[Items from a dataset]
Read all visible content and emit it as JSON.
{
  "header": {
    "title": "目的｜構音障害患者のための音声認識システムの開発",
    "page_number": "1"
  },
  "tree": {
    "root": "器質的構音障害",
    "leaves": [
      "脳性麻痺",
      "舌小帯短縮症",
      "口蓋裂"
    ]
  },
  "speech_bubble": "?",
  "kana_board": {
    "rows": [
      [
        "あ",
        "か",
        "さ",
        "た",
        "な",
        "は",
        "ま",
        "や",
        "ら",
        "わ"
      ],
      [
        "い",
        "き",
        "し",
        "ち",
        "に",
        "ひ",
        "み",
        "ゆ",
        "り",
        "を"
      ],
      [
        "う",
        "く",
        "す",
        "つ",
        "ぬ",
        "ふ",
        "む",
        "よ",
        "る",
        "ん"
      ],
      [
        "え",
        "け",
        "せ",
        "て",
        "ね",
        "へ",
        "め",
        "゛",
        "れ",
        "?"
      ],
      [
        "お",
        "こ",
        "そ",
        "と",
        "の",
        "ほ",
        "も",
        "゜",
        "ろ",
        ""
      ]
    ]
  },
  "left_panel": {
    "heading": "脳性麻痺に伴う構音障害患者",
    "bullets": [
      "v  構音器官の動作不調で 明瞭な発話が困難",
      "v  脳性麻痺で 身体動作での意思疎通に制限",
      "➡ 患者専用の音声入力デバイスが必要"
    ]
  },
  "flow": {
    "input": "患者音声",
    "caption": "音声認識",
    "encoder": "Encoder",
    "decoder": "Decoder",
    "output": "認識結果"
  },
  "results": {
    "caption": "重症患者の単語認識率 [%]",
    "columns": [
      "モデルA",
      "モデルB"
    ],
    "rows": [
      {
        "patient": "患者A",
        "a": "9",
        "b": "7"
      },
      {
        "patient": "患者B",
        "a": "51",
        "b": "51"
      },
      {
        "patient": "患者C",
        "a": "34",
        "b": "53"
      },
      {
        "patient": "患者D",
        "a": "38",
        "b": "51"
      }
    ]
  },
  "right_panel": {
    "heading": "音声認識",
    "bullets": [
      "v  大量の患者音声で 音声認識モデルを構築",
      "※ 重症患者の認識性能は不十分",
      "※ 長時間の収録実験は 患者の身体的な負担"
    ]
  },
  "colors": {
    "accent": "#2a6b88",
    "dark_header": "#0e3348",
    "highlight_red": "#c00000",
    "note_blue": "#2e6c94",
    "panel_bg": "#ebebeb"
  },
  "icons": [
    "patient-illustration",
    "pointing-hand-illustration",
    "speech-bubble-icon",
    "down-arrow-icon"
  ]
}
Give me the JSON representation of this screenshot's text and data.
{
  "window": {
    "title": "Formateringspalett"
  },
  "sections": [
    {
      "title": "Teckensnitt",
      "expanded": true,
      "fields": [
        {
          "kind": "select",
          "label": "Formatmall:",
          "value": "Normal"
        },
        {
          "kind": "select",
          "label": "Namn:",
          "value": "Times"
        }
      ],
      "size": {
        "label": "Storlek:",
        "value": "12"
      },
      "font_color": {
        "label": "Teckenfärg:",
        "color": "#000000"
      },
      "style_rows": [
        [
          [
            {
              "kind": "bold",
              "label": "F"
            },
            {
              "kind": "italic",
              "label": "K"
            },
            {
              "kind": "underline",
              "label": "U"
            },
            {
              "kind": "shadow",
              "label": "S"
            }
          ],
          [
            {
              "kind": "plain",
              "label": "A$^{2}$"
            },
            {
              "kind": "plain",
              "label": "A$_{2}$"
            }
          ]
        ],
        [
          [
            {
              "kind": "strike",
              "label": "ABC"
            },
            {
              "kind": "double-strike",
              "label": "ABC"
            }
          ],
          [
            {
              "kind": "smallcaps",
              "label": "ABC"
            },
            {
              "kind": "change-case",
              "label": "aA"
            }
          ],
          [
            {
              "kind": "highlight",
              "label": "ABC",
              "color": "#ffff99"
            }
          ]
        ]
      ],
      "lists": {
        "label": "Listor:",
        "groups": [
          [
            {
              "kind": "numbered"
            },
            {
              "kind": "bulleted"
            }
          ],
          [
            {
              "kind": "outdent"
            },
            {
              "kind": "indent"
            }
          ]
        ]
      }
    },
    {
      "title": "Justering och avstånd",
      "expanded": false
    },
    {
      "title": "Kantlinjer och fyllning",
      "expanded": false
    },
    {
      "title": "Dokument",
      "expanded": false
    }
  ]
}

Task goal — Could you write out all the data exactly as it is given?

Written answer —
Read all visible content and emit it as JSON.
{
  "header": {
    "title": "目的｜構音障害患者のための音声認識システムの開発",
    "page_number": "1"
  },
  "tree": {
    "root": "器質的構音障害",
    "leaves": [
      "脳性麻痺",
      "舌小帯短縮症",
      "口蓋裂"
    ]
  },
  "speech_bubble": "?",
  "kana_board": {
    "rows": [
      [
        "あ",
        "か",
        "さ",
        "た",
        "な",
        "は",
        "ま",
        "や",
        "ら",
        "わ"
      ],
      [
        "い",
        "き",
        "し",
        "ち",
        "に",
        "ひ",
        "み",
        "ゆ",
        "り",
        "を"
      ],
      [
        "う",
        "く",
        "す",
        "つ",
        "ぬ",
        "ふ",
        "む",
        "よ",
        "る",
        "ん"
      ],
      [
        "え",
        "け",
        "せ",
        "て",
        "ね",
        "へ",
        "め",
        "゛",
        "れ",
        "?"
      ],
      [
        "お",
        "こ",
        "そ",
        "と",
        "の",
        "ほ",
        "も",
        "゜",
        "ろ",
        ""
      ]
    ]
  },
  "left_panel": {
    "heading": "脳性麻痺に伴う構音障害患者",
    "bullets": [
      "v  構音器官の動作不調で 明瞭な発話が困難",
      "v  脳性麻痺で 身体動作での意思疎通に制限",
      "➡ 患者専用の音声入力デバイスが必要"
    ]
  },
  "flow": {
    "input": "患者音声",
    "caption": "音声認識",
    "encoder": "Encoder",
    "decoder": "Decoder",
    "output": "認識結果"
  },
  "results": {
    "caption": "重症患者の単語認識率 [%]",
    "columns": [
      "モデルA",
      "モデルB"
    ],
    "rows": [
      {
        "patient": "患者A",
        "a": "9",
        "b": "7"
      },
      {
        "patient": "患者B",
        "a": "51",
        "b": "51"
      },
      {
        "patient": "患者C",
        "a": "34",
        "b": "53"
      },
      {
        "patient": "患者D",
        "a": "38",
        "b": "51"
      }
    ]
  },
  "right_panel": {
    "heading": "音声認識",
    "bullets": [
      "v  大量の患者音声で 音声認識モデルを構築",
      "※ 重症患者の認識性能は不十分",
      "※ 長時間の収録実験は 患者の身体的な負担"
    ]
  },
  "colors": {
    "accent": "#2a6b88",
    "dark_header": "#0e3348",
    "highlight_red": "#c00000",
    "note_blue": "#2e6c94",
    "panel_bg": "#ebebeb"
  },
  "icons": [
    "patient-illustration",
    "pointing-hand-illustration",
    "speech-bubble-icon",
    "down-arrow-icon"
  ]
}
Give me the JSON representation of this screenshot's text and data.
{
  "window": {
    "title": "Formateringspalett"
  },
  "sections": [
    {
      "title": "Teckensnitt",
      "expanded": true,
      "fields": [
        {
          "kind": "select",
          "label": "Formatmall:",
          "value": "Normal"
        },
        {
          "kind": "select",
          "label": "Namn:",
          "value": "Times"
        }
      ],
      "size": {
        "label": "Storlek:",
        "value": "12"
      },
      "font_color": {
        "label": "Teckenfärg:",
        "color": "#000000"
      },
      "style_rows": [
        [
          [
            {
              "kind": "bold",
              "label": "F"
            },
            {
              "kind": "italic",
              "label": "K"
            },
            {
              "kind": "underline",
              "label": "U"
            },
            {
              "kind": "shadow",
              "label": "S"
            }
          ],
          [
            {
              "kind": "plain",
              "label": "A$^{2}$"
            },
            {
              "kind": "plain",
              "label": "A$_{2}$"
            }
          ]
        ],
        [
          [
            {
              "kind": "strike",
              "label": "ABC"
            },
            {
              "kind": "double-strike",
              "label": "ABC"
            }
          ],
          [
            {
              "kind": "smallcaps",
              "label": "ABC"
            },
            {
              "kind": "change-case",
              "label": "aA"
            }
          ],
          [
            {
              "kind": "highlight",
              "label": "ABC",
              "color": "#ffff99"
            }
          ]
        ]
      ],
      "lists": {
        "label": "Listor:",
        "groups": [
          [
            {
              "kind": "numbered"
            },
            {
              "kind": "bulleted"
            }
          ],
          [
            {
              "kind": "outdent"
            },
            {
              "kind": "indent"
            }
          ]
        ]
      }
    },
    {
      "title": "Justering och avstånd",
      "expanded": false
    },
    {
      "title": "Kantlinjer och fyllning",
      "expanded": false
    },
    {
      "title": "Dokument",
      "expanded": false
    }
  ]
}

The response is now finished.